Christina Smith never could have imagined that she’d spend her days – and most of her nights – working as an operator at Shell’s refinery and petrochemical plant in Deer Park, Texas. It’s a far cry from her former job at Subway, where she worked for 10 years starting at age 16, or her job at Wal-Mart.
Smith, an evacuee of Hurricane Rita that hit the Gulf Coast in 2005, said she’s just grateful that her job now has benefits and offers her children a shot at a better life.
“Knowing that I can provide my kids with quality healthcare, sign them up for dance and baseball, put good food on the table, etc. is such a blessing,” she said. “I don’t take any of that for granted.”
Unexpected job layoff leaves single mom scrambling
After evacuating from her hometown of Orange, Texas post-Hurricane Rita, Smith found a job at Lone Star Diving, Inc. in the Houston area – but then she was laid off, leaving her with no paycheck, no benefits and a young daughter to take care of all by herself.
Smith’s daughter had an arachnoid cyst in her brain when she was 6 months old. Doctors performed surgery only months before she was laid off. When she lost her health insurance, reality set in.
“I was terrified,” she said. “Not being able to provide for your child is devastating.”
Smith finds her niche
Her adopted family at Lone Star Diving, Inc. encouraged Smith to sign up for classes at College of the Mainland in the Houston area. Despite the situation, they believed in her and loaned Smith the money for her first classes.
She enrolled in the two-year Process Technology program (PTEC for short) after having zero interest in science and math as a kid. Initially, times were hard. She got by with part-time jobs, help from family and financial aid. But then Smith unexpectedly received two scholarships – one from Marathon Oil Co. and one from Shell – which helped her significantly.

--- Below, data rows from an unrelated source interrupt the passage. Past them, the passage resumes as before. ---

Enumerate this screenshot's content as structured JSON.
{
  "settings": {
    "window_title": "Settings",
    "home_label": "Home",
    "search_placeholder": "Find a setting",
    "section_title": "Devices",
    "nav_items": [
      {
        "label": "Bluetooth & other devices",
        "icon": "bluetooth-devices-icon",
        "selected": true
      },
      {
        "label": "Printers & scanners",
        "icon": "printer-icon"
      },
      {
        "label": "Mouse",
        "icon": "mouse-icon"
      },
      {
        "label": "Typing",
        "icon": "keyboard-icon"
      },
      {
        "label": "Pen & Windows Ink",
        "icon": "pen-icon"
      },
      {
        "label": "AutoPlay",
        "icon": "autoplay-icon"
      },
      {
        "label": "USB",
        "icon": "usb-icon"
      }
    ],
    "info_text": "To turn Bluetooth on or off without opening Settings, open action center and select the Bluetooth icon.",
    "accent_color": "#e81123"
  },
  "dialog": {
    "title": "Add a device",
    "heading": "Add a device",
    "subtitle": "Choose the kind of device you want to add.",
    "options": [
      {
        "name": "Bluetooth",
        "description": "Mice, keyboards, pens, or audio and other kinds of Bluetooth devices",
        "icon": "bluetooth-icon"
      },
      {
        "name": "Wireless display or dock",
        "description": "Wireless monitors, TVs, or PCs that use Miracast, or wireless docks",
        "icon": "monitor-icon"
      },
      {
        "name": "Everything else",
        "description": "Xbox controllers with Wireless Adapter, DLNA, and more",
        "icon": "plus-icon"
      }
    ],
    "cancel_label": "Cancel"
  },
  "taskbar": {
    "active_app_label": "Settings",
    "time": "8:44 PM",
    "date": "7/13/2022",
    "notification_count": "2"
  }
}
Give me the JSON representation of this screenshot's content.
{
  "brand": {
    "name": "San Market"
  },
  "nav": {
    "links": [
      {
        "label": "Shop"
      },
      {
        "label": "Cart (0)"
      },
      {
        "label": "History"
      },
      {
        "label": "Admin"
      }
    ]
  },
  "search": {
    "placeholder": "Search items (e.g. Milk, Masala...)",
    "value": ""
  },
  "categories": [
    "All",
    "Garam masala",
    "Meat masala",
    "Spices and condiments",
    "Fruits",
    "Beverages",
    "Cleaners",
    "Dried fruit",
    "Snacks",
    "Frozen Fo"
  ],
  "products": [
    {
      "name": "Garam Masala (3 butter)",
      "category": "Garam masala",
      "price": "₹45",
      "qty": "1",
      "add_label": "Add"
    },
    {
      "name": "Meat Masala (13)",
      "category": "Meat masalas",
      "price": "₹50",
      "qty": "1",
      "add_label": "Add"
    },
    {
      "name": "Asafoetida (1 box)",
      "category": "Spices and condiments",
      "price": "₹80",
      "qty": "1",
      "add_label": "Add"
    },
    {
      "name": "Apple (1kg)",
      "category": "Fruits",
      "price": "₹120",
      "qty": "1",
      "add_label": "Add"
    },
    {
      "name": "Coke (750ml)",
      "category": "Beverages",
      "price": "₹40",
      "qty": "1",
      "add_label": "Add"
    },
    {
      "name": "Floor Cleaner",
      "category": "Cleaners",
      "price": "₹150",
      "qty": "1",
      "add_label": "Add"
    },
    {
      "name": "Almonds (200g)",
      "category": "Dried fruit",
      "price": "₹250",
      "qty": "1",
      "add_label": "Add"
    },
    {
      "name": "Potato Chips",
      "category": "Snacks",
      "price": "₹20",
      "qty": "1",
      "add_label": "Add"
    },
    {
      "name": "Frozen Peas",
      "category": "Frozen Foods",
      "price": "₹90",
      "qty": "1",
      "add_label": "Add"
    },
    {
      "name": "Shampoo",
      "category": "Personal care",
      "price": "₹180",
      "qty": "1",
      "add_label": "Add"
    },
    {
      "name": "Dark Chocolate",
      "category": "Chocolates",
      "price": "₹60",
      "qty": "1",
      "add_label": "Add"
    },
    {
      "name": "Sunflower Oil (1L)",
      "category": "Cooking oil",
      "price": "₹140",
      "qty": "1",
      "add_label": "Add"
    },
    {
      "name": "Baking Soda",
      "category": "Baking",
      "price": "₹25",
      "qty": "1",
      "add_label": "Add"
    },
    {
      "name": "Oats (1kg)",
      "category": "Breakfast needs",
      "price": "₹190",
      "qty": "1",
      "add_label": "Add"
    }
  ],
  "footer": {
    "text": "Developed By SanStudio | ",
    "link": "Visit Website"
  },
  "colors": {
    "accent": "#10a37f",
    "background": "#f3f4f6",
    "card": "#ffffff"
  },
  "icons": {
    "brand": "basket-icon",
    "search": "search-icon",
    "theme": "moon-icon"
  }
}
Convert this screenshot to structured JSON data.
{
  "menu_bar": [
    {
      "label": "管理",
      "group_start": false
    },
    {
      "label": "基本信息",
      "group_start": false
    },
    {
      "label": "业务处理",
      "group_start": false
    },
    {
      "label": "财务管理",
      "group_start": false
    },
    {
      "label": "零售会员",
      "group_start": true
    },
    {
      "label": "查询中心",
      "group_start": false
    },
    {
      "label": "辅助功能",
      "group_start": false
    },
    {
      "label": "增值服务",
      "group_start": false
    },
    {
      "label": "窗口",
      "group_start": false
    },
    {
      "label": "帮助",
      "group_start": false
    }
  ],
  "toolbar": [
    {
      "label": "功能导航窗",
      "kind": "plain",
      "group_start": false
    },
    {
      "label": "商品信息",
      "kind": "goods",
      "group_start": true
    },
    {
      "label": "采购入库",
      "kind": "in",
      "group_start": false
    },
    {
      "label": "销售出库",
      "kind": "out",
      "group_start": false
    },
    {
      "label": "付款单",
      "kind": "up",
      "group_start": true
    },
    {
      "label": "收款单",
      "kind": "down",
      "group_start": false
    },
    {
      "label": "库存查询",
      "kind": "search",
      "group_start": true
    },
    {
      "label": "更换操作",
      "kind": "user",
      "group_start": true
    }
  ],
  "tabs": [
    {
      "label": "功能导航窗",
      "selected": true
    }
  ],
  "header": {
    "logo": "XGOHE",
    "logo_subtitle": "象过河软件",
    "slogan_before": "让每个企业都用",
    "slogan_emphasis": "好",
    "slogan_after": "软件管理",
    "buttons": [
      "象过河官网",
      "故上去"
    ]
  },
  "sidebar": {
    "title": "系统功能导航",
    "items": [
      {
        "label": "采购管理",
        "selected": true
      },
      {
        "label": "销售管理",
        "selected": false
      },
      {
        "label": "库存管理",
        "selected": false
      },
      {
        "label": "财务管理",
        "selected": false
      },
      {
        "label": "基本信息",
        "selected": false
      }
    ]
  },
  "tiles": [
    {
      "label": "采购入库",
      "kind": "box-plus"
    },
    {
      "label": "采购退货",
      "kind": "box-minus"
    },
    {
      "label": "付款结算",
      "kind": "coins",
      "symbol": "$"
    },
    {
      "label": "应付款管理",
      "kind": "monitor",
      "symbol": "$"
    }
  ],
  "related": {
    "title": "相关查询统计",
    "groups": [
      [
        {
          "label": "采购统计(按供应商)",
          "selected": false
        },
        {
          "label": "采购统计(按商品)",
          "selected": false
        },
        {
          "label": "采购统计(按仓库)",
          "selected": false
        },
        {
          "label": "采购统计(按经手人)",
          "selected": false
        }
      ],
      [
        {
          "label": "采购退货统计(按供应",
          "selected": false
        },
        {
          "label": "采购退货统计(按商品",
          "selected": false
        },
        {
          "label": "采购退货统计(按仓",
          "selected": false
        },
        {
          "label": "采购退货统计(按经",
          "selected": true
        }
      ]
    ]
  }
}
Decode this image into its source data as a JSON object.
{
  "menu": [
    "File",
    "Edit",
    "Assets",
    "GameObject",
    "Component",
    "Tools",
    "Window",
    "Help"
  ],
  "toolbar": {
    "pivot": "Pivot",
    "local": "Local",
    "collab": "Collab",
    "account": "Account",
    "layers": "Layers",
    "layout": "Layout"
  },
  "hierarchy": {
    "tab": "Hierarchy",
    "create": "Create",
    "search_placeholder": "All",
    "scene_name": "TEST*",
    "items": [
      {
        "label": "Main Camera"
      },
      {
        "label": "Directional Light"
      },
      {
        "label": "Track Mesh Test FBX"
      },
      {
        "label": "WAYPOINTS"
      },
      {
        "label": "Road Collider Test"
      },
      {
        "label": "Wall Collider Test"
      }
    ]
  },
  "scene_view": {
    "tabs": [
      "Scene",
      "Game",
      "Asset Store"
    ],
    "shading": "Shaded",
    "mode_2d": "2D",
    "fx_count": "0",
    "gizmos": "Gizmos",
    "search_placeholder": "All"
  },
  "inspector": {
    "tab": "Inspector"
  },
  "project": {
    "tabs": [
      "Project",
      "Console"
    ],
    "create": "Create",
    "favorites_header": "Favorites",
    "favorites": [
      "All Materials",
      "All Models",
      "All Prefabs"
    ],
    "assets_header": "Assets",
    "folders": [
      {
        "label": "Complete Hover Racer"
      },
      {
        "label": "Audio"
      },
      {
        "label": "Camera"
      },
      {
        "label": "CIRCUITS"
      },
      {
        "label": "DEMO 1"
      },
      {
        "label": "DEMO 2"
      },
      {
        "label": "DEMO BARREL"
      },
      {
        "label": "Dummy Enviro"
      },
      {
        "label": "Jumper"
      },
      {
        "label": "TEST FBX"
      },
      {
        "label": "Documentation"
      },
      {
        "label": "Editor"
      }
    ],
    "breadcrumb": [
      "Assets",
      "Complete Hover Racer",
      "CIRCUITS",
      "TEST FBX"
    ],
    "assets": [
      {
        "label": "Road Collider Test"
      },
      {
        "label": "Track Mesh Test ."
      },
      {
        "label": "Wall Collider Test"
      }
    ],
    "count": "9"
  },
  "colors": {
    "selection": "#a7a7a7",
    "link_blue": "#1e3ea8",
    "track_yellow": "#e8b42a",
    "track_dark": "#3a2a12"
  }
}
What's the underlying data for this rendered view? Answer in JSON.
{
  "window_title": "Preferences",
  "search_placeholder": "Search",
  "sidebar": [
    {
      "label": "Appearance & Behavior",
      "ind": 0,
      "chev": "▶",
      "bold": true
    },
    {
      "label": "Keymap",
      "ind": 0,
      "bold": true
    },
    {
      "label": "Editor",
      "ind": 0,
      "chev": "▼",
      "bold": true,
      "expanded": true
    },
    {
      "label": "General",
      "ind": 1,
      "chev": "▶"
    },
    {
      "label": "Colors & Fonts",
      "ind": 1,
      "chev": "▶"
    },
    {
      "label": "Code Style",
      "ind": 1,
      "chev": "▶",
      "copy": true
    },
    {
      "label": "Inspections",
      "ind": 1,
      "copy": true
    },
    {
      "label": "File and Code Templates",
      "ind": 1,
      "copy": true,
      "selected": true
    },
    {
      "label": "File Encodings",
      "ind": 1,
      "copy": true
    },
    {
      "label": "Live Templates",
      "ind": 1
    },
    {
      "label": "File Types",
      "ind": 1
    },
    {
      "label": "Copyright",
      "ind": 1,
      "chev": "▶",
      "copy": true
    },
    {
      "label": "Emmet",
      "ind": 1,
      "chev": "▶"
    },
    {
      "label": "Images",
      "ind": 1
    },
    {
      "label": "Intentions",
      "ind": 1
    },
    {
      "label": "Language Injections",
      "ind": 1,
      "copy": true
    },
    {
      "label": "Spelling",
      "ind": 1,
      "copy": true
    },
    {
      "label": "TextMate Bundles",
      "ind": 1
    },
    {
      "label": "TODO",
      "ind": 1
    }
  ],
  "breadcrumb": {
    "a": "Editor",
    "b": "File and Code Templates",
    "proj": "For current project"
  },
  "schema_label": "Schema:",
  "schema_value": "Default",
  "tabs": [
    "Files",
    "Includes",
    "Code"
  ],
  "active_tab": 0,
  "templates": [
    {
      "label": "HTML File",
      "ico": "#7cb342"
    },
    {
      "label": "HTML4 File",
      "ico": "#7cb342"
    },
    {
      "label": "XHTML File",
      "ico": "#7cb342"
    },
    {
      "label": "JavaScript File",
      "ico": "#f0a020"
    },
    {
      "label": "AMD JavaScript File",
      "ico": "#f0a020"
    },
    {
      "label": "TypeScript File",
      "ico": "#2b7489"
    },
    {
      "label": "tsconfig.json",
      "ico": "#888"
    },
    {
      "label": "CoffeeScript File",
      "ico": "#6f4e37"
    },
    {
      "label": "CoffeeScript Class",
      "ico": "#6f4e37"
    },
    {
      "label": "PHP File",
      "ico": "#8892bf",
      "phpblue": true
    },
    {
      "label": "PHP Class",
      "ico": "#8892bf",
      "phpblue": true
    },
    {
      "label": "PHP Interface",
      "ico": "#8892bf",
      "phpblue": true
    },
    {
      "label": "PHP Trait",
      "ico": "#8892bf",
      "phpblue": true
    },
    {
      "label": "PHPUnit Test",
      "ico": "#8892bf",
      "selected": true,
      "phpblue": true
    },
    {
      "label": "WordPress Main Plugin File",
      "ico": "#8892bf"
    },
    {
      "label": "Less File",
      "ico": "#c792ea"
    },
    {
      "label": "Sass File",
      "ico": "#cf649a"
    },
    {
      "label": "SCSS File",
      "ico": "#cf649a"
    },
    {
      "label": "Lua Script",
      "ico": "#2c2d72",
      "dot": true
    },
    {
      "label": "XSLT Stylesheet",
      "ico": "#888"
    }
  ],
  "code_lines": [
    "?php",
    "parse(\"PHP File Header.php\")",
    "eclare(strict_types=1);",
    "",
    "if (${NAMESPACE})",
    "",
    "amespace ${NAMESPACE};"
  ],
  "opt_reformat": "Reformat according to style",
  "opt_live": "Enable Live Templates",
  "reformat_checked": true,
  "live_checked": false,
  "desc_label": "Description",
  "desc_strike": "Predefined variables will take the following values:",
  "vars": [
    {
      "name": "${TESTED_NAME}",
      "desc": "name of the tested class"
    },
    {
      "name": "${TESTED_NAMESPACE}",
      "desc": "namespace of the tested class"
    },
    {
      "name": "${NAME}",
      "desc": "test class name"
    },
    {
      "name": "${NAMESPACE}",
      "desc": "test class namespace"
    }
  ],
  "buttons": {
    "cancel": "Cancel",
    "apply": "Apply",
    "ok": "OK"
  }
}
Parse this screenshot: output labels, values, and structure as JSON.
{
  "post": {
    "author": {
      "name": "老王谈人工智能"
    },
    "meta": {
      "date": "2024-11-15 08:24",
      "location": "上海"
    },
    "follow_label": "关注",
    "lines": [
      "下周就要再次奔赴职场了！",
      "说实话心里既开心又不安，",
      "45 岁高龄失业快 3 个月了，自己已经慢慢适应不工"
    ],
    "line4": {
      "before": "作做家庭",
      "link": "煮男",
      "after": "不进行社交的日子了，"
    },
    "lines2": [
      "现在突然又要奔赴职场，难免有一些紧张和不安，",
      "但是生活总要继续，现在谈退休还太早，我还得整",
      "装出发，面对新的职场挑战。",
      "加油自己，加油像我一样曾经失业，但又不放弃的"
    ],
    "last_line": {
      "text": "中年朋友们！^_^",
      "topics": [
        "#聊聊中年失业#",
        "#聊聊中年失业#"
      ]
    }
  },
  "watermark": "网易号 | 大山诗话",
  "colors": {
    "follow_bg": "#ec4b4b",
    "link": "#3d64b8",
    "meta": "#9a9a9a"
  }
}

Smith realized that she had found her niche with process technology, and she won the ‘Outstanding PTEC Graduate’ award at her graduation.
She went on to intern at Shell Deer Park’s refinery and petrochemical plant before receiving a full-time offer. She has now worked at the site for five years and loves what she does.
“I really enjoy being part of a team, I’m intrigued by the scientific nature of what I do, and I love the volunteer opportunities where I can share my story with other females who may not know the possibilities available to them,” she said.
At Shell, 37-year-old Smith works 12-hour shifts alternating between days and nights. When she’s not working or taking care of her kids (she now has a 1-year-old son as well), she paints, draws and writes. In fact, she’s the author of two children’s books: Skeeter Uses Manners and Skeeter Sneeter Doodlebop.